      The McNaughtons, of course, have had their share of lessons learned—like the time they were crawling around in tall grass identifying species and plotting them out on a map, when they nearly crossed paths with a lion. "The lion warned us that we were getting a little too close," says Margaret McNaughton, who has managed Sam's lab at the University since 1974. "We never did see it; hearing it was all we needed." Then there was the time their Land Rover bogged down in mud in a
                                
buffalo
An oxpecker rests on an African buffalo. As part of their symbiotic relationship, the bird picks parasites off the buffalo.

remote area, leaving them and the children stuck overnight without food, sleeping bags, or water. Eventually, they were rescued by a group of nuns traveling across the park. "Who would expect to see a Land Rover full of nuns out there in the middle of nowhere?" Margaret McNaughton says. "That's always been a good example to me of how everyday life, even in a very serene place, can be unpredictable."
      For the McNaughtons, however, nothing compares to the Serengeti when the short-grass plains spring to life during the wet season. Grazing mammals are everywhere—with dung beetles on cleanup patrol and predators on stalking detail. "All your senses are just alive," Sam McNaughton says.
      Along with the inspirational scenery, perhaps the only other constant they can bank on is change itself. They have seen rhino and elephant populations decimated by poachers, and watched the African wild dog become extinct from disease. Last year, the elephant population appeared to be making a comeback, but they noticed a drastic drop in the number of buffalo they usually see. Thanks to El Nino, the Serengeti had its heaviest rainfall on record in 1998. In turn, the northern soil was totally saturated, affecting the productivity of the grasses; the short-grass plains remained a food source for much longer than normal, allowing the wildebeest to extend their stay there. One year, annual grasses will be abundant; the next, perennial grasses will flourish. "Every year is different," Margaret McNaughton says. "One thing that's always impressed me is the ability of the ecosystem to heal itself."
      Their attentiveness to the surroundings and their patience have paid off as well. They spend hours in the field just observing, using a spotting scope, for instance, to track the wildebeests' movements and diets. Experimentation also led to the discovery of hot spots, nutritionally bountiful areas where animals congregate even during the driest of times. "We found the grasses have important nutrients in them, minerals like calcium, phosphorous, and sodium that are essential to females that are pregnant or lactating, and young growing animals," Sam McNaughton says.

                 


Continued on page 6
Continued on page 7
Back to page 4
Back to page 3
Back to page 2
Back to page 1

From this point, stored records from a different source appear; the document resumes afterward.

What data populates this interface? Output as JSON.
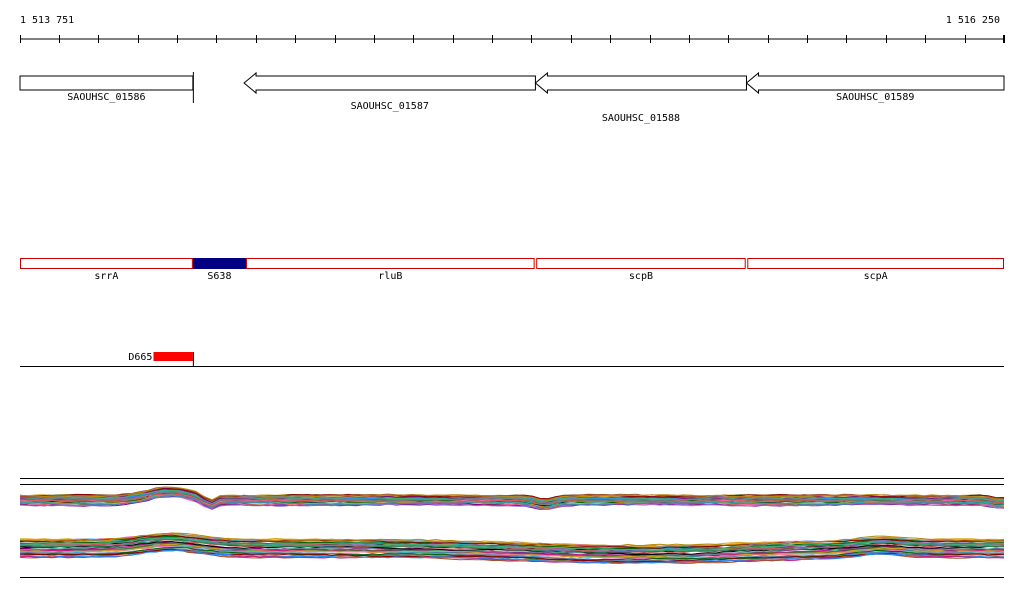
{
  "ruler": {
    "start_label": "1 513 751",
    "end_label": "1 516 250",
    "start": 1513751,
    "end": 1516250
  },
  "genes_top": [
    {
      "name": "SAOUHSC_01586",
      "start": 1513751,
      "end": 1514190,
      "strand": "+"
    },
    {
      "name": "SAOUHSC_01587",
      "start": 1514320,
      "end": 1515060,
      "strand": "-"
    },
    {
      "name": "SAOUHSC_01588",
      "start": 1515060,
      "end": 1515596,
      "strand": "-"
    },
    {
      "name": "SAOUHSC_01589",
      "start": 1515596,
      "end": 1516250,
      "strand": "-"
    }
  ],
  "features_mid": [
    {
      "name": "srrA",
      "start": 1513751,
      "end": 1514190,
      "fill": "none"
    },
    {
      "name": "S638",
      "start": 1514190,
      "end": 1514325,
      "fill": "#000080"
    },
    {
      "name": "rluB",
      "start": 1514325,
      "end": 1515058,
      "fill": "none"
    },
    {
      "name": "scpB",
      "start": 1515062,
      "end": 1515594,
      "fill": "none"
    },
    {
      "name": "scpA",
      "start": 1515598,
      "end": 1516250,
      "fill": "none"
    }
  ],
  "features_low": [
    {
      "name": "D665",
      "start": 1514090,
      "end": 1514190,
      "color": "#ff0000"
    }
  ],
  "colors": {
    "gene_outline": "#000000",
    "feature_outline": "#cc0000",
    "srna_fill": "#000080",
    "antisense_fill": "#ff0000"
  }
}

Main Home Page Contents Chancellor's Message Opening Remarks
In Basket Drinking to Excess Grassland Guru Y2K on Campus
A Sense of Belonging Quad Angles Campaign News University Place
Student Center Staff Circle Faculty Focus Alumni News/Notes
View From The Hill


E-mail the magazine
E-mail the web guy
SYRACUSE UNIVERSITY MAGAZINE
820 Comstock Ave., Rm. 308
Syracuse, NY 13244-5040